[Items from an interface collection]
• • • • • • •
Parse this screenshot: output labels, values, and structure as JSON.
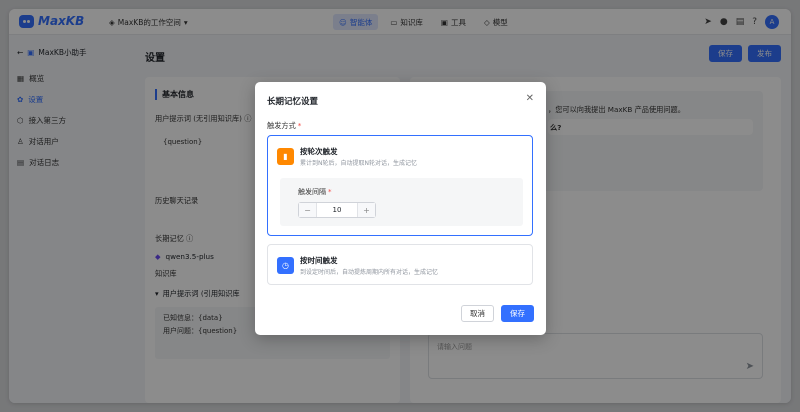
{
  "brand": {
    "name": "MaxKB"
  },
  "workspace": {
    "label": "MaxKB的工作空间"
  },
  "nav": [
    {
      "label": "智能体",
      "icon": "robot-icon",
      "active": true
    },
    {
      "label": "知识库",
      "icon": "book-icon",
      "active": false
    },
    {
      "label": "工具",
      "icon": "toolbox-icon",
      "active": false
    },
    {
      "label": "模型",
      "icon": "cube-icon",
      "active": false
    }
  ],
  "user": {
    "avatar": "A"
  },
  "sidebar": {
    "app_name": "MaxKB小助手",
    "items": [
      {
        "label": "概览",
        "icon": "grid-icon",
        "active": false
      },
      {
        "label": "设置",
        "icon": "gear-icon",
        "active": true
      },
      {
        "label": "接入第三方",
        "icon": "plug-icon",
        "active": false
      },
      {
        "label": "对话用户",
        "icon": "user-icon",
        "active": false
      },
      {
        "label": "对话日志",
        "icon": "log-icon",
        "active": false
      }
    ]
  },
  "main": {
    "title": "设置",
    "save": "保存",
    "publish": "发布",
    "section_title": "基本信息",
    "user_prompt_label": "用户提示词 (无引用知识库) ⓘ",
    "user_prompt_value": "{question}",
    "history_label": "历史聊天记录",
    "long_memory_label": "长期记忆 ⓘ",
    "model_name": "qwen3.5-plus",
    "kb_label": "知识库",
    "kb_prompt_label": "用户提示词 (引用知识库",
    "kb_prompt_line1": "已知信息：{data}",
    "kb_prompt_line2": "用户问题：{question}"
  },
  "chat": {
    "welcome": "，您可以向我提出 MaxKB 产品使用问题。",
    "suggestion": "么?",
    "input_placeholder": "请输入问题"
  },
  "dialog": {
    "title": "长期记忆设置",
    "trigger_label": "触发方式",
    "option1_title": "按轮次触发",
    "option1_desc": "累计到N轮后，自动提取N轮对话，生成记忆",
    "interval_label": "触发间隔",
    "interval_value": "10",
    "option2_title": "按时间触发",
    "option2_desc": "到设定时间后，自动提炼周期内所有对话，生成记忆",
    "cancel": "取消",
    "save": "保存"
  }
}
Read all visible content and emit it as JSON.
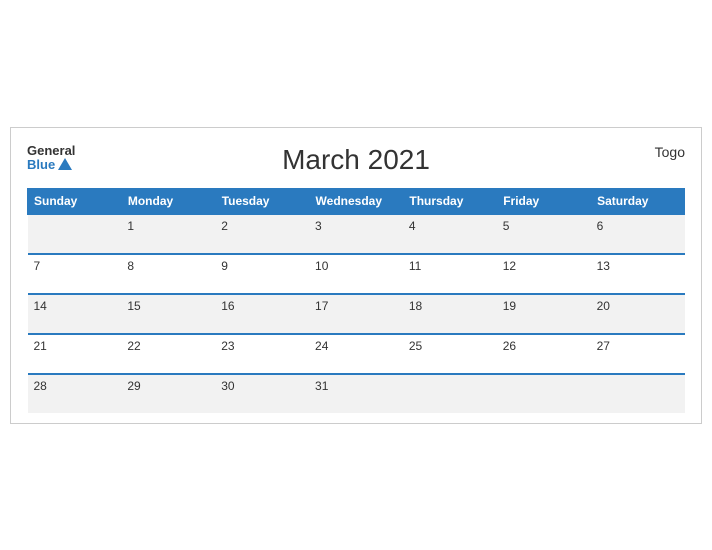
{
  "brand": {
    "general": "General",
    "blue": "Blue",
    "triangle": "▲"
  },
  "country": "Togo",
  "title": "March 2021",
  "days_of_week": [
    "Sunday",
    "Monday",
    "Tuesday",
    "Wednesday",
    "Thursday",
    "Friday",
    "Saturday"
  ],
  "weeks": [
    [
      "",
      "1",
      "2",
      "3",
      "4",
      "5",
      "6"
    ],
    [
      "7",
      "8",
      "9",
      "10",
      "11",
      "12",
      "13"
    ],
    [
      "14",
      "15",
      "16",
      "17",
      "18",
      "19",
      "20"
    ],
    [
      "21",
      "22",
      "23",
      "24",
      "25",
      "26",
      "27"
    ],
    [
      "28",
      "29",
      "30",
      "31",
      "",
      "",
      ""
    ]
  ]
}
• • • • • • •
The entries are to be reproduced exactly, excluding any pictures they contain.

**Expected output:**
Parse this screenshot: output labels, values, and structure as JSON.
{
  "brand": {
    "name": "MaxKB"
  },
  "workspace": {
    "label": "MaxKB的工作空间"
  },
  "nav": [
    {
      "label": "智能体",
      "icon": "robot-icon",
      "active": true
    },
    {
      "label": "知识库",
      "icon": "book-icon",
      "active": false
    },
    {
      "label": "工具",
      "icon": "toolbox-icon",
      "active": false
    },
    {
      "label": "模型",
      "icon": "cube-icon",
      "active": false
    }
  ],
  "user": {
    "avatar": "A"
  },
  "sidebar": {
    "app_name": "MaxKB小助手",
    "items": [
      {
        "label": "概览",
        "icon": "grid-icon",
        "active": false
      },
      {
        "label": "设置",
        "icon": "gear-icon",
        "active": true
      },
      {
        "label": "接入第三方",
        "icon": "plug-icon",
        "active": false
      },
      {
        "label": "对话用户",
        "icon": "user-icon",
        "active": false
      },
      {
        "label": "对话日志",
        "icon": "log-icon",
        "active": false
      }
    ]
  },
  "main": {
    "title": "设置",
    "save": "保存",
    "publish": "发布",
    "section_title": "基本信息",
    "user_prompt_label": "用户提示词 (无引用知识库) ⓘ",
    "user_prompt_value": "{question}",
    "history_label": "历史聊天记录",
    "long_memory_label": "长期记忆 ⓘ",
    "model_name": "qwen3.5-plus",
    "kb_label": "知识库",
    "kb_prompt_label": "用户提示词 (引用知识库",
    "kb_prompt_line1": "已知信息：{data}",
    "kb_prompt_line2": "用户问题：{question}"
  },
  "chat": {
    "welcome": "，您可以向我提出 MaxKB 产品使用问题。",
    "suggestion": "么?",
    "input_placeholder": "请输入问题"
  },
  "dialog": {
    "title": "长期记忆设置",
    "trigger_label": "触发方式",
    "option1_title": "按轮次触发",
    "option1_desc": "累计到N轮后，自动提取N轮对话，生成记忆",
    "interval_label": "触发间隔",
    "interval_value": "10",
    "option2_title": "按时间触发",
    "option2_desc": "到设定时间后，自动提炼周期内所有对话，生成记忆",
    "cancel": "取消",
    "save": "保存"
  }
}
Read all visible content and emit it as JSON.
{
  "brand": {
    "general": "General",
    "blue": "Blue",
    "triangle": "▲"
  },
  "country": "Togo",
  "title": "March 2021",
  "days_of_week": [
    "Sunday",
    "Monday",
    "Tuesday",
    "Wednesday",
    "Thursday",
    "Friday",
    "Saturday"
  ],
  "weeks": [
    [
      "",
      "1",
      "2",
      "3",
      "4",
      "5",
      "6"
    ],
    [
      "7",
      "8",
      "9",
      "10",
      "11",
      "12",
      "13"
    ],
    [
      "14",
      "15",
      "16",
      "17",
      "18",
      "19",
      "20"
    ],
    [
      "21",
      "22",
      "23",
      "24",
      "25",
      "26",
      "27"
    ],
    [
      "28",
      "29",
      "30",
      "31",
      "",
      "",
      ""
    ]
  ]
}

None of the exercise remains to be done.